Claire Cain Miller of the New York Times writes that the reasons are not economic. She notes that substantial research shows that children and parents benefit from access to affordable or free day care:

  • Women being in the workforce helps the economy and is economically beneficial for families.

Miller notes, though, that conflicting beliefs in US society create resistance to universal childcare. She describes some examples of the conflicts:

  • Both parents work in two-thirds of American families: 93 percent of fathers and 72 percent of mothers with children at home are in the labor force. Yet one-third of Democrats surveyed by the Pew Research Center say that one parent staying at home is ideal. In another study, nearly half of Americans said one parent should stay home. These statistics conflict with the reality of the lives of Americans.

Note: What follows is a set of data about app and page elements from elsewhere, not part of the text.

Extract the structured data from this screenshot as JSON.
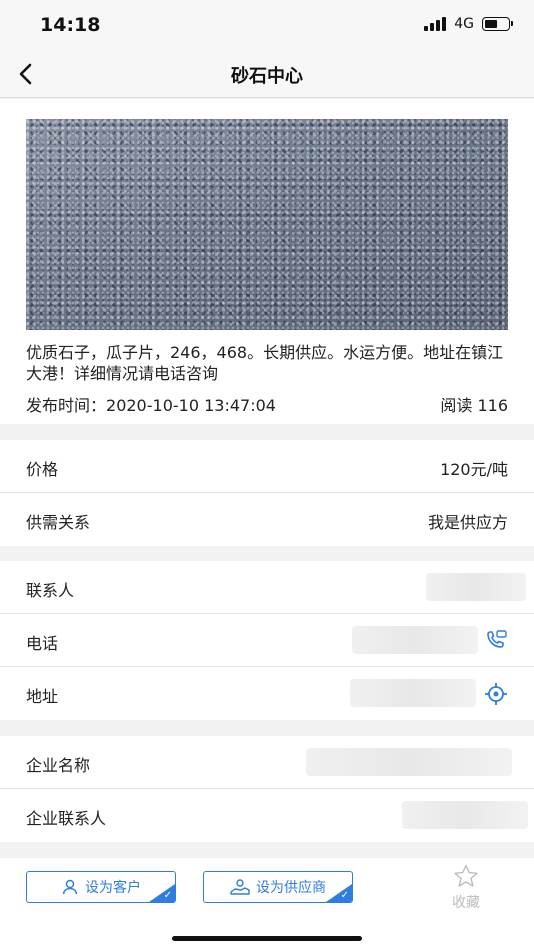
{
  "status": {
    "time": "14:18",
    "network": "4G"
  },
  "nav": {
    "title": "砂石中心"
  },
  "listing": {
    "description": "优质石子，瓜子片，246，468。长期供应。水运方便。地址在镇江大港！详细情况请电话咨询",
    "publish_label": "发布时间：",
    "publish_time": "2020-10-10 13:47:04",
    "read_label": "阅读",
    "read_count": "116",
    "image_alt": "gravel-photo"
  },
  "info": {
    "price_label": "价格",
    "price_value": "120元/吨",
    "relation_label": "供需关系",
    "relation_value": "我是供应方"
  },
  "contact": {
    "person_label": "联系人",
    "phone_label": "电话",
    "address_label": "地址"
  },
  "company": {
    "name_label": "企业名称",
    "contact_label": "企业联系人"
  },
  "actions": {
    "set_customer": "设为客户",
    "set_supplier": "设为供应商",
    "favorite": "收藏"
  },
  "colors": {
    "accent": "#2f7de1",
    "icon_blue": "#2f7de1"
  }
}
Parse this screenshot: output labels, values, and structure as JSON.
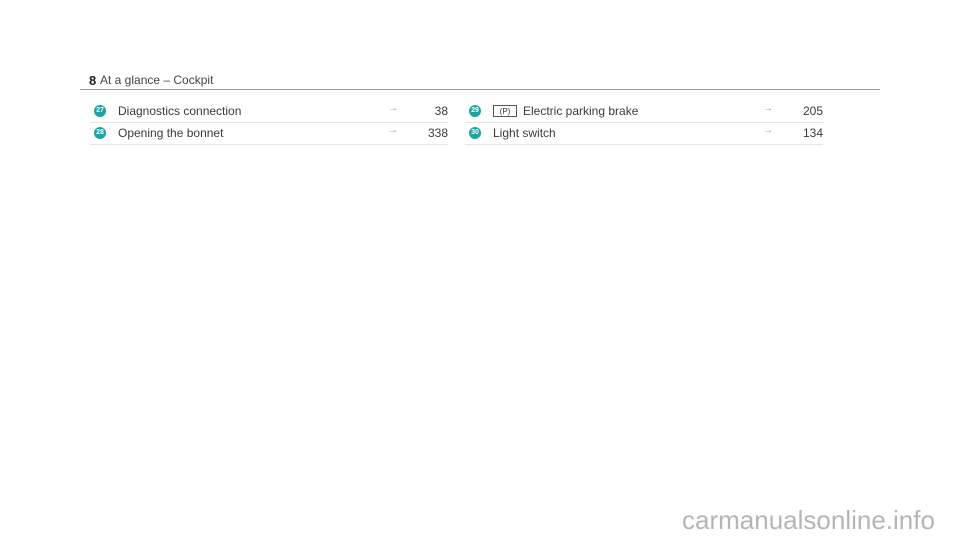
{
  "header": {
    "page_number": "8",
    "title": "At a glance – Cockpit"
  },
  "left_column": [
    {
      "number": "27",
      "label": "Diagnostics connection",
      "arrow": "→",
      "page": "38"
    },
    {
      "number": "28",
      "label": "Opening the bonnet",
      "arrow": "→",
      "page": "338"
    }
  ],
  "right_column": [
    {
      "number": "29",
      "icon": "(P)",
      "label": "Electric parking brake",
      "arrow": "→",
      "page": "205"
    },
    {
      "number": "30",
      "label": "Light switch",
      "arrow": "→",
      "page": "134"
    }
  ],
  "watermark": "carmanualsonline.info",
  "colors": {
    "badge": "#1fa3a0",
    "rule": "#8fa39c"
  }
}
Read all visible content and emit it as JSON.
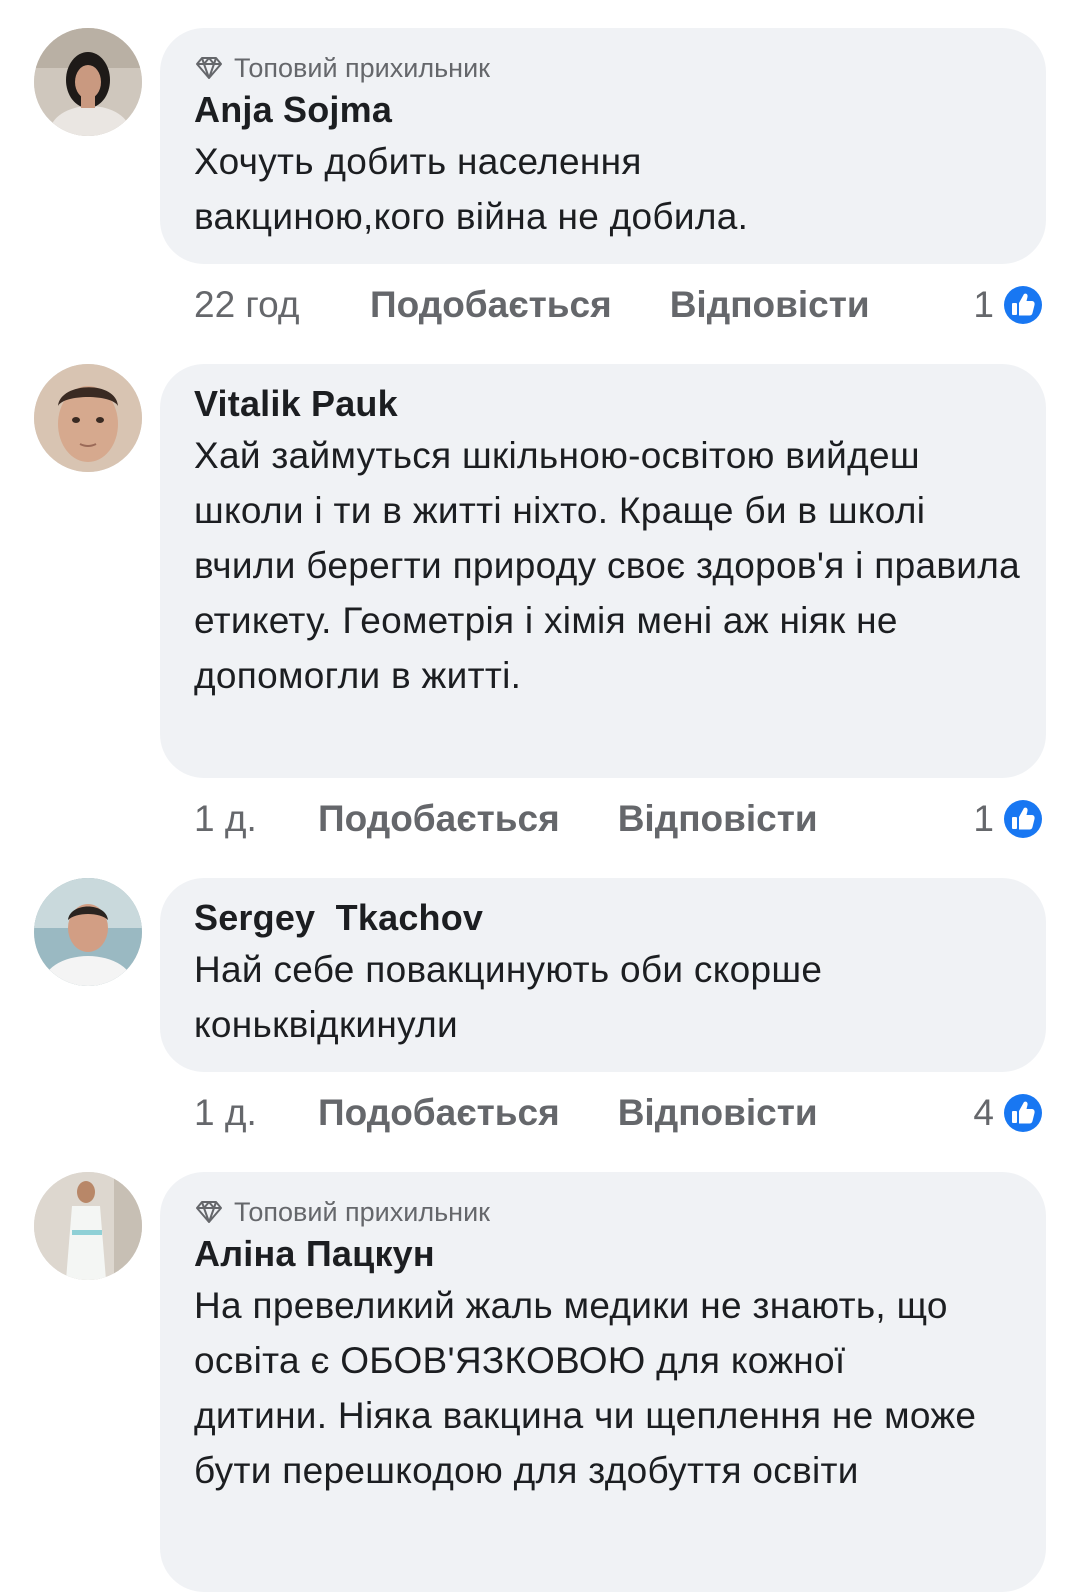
{
  "comments": [
    {
      "badge": "Топовий прихильник",
      "author": "Anja Sojma",
      "text": "Хочуть добить населення вакциною,кого війна не добила.",
      "time": "22 год",
      "like_label": "Подобається",
      "reply_label": "Відповісти",
      "reactions": "1"
    },
    {
      "badge": "",
      "author": "Vitalik Pauk",
      "text": "Хай займуться шкільною-освітою вийдеш школи і ти в житті ніхто. Краще би в школі вчили берегти природу своє здоров'я і правила етикету. Геометрія і хімія мені аж ніяк не допомогли в житті.",
      "time": "1 д.",
      "like_label": "Подобається",
      "reply_label": "Відповісти",
      "reactions": "1"
    },
    {
      "badge": "",
      "author": "Sergey  Tkachov",
      "text": "Най себе повакцинують оби скорше коньквідкинули",
      "time": "1 д.",
      "like_label": "Подобається",
      "reply_label": "Відповісти",
      "reactions": "4"
    },
    {
      "badge": "Топовий прихильник",
      "author": "Аліна Пацкун",
      "text": "На превеликий жаль медики не знають, що освіта є ОБОВ'ЯЗКОВОЮ для кожної дитини. Ніяка вакцина чи щеплення не може бути перешкодою для здобуття освіти",
      "time": "",
      "like_label": "",
      "reply_label": "",
      "reactions": ""
    }
  ],
  "colors": {
    "bubble": "#f0f2f5",
    "secondary_text": "#65676b",
    "like_blue": "#1877f2"
  },
  "icons": {
    "badge": "diamond-icon",
    "reaction": "like-thumb-icon"
  }
}
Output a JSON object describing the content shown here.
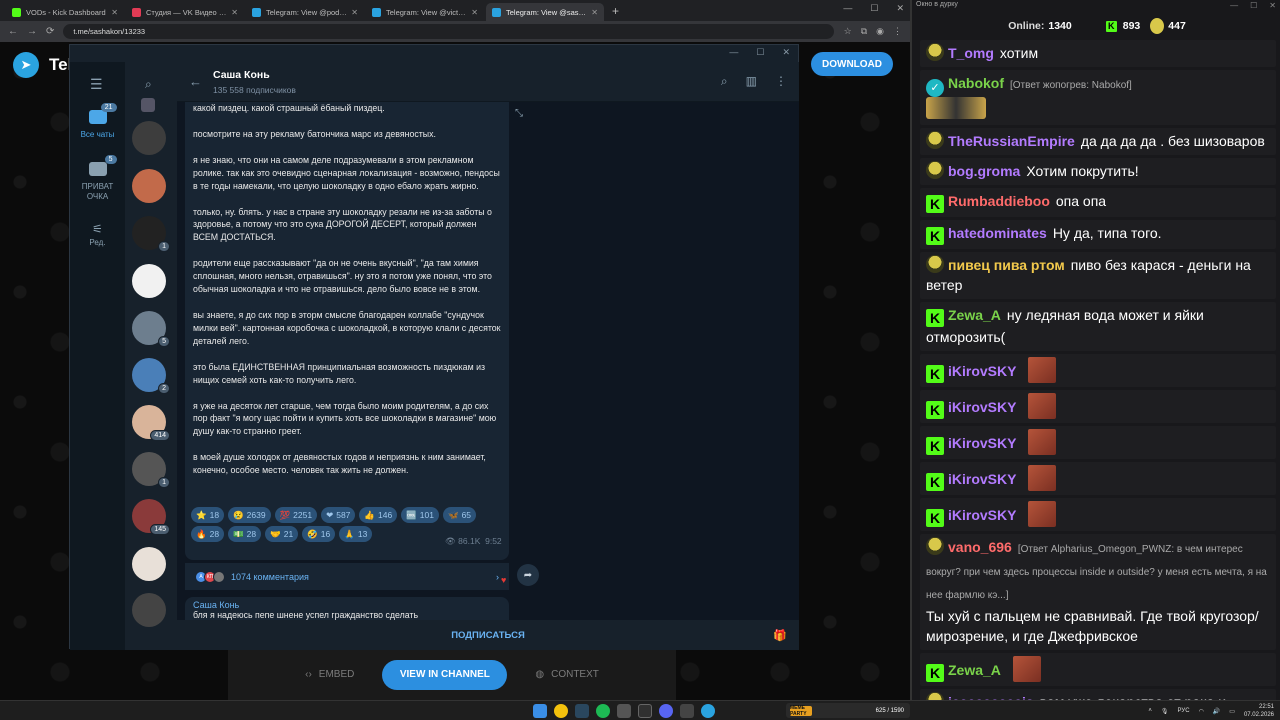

As described by Miller, most women and men who are parents of young children work. Yet Christina Caron of the New York Times notes that the lack of affordable childcare creates a significant financial stress for families. A study by NYT Parenting, based on data collected by YouGov, an international polling and market research firm, found these worrying statistics:

  • Almost 60 percent of parents around the country with children enrolled in preschool or day care reported that the costs created a significant financial strain.

The moral ambivalence in the United States about whether mothers belong in the home rather than in the workforce is still actively blocking progress on achieving universal childcare. Miller notes that “Americans are more likely to believe in gender equality in work and politics than in the home”-but we can’t have one without the other. It’s time to move on from the moral ambivalence embedded in our culture about mothers working.

Anne Litwin, Ph.D. is an Organizational Development and Human Resources Consultant, Keynote Speaker, and Author of ‘New Rules for Women: Revolutionizing the Way Women Work Together.’

Originally published at https://www.annelitwin.com on August 22, 2019.

Author of ‘New Rules for Women: Revolutionizing the Way Women Work Together', OD Consultant, Keynote Speaker, and Workshop Trainer

Get the Medium app

A button that says 'Download on the App Store', and if clicked it will lead you to the iOS App store
A button that says 'Get it on, Google Play', and if clicked it will lead you to the Google Play store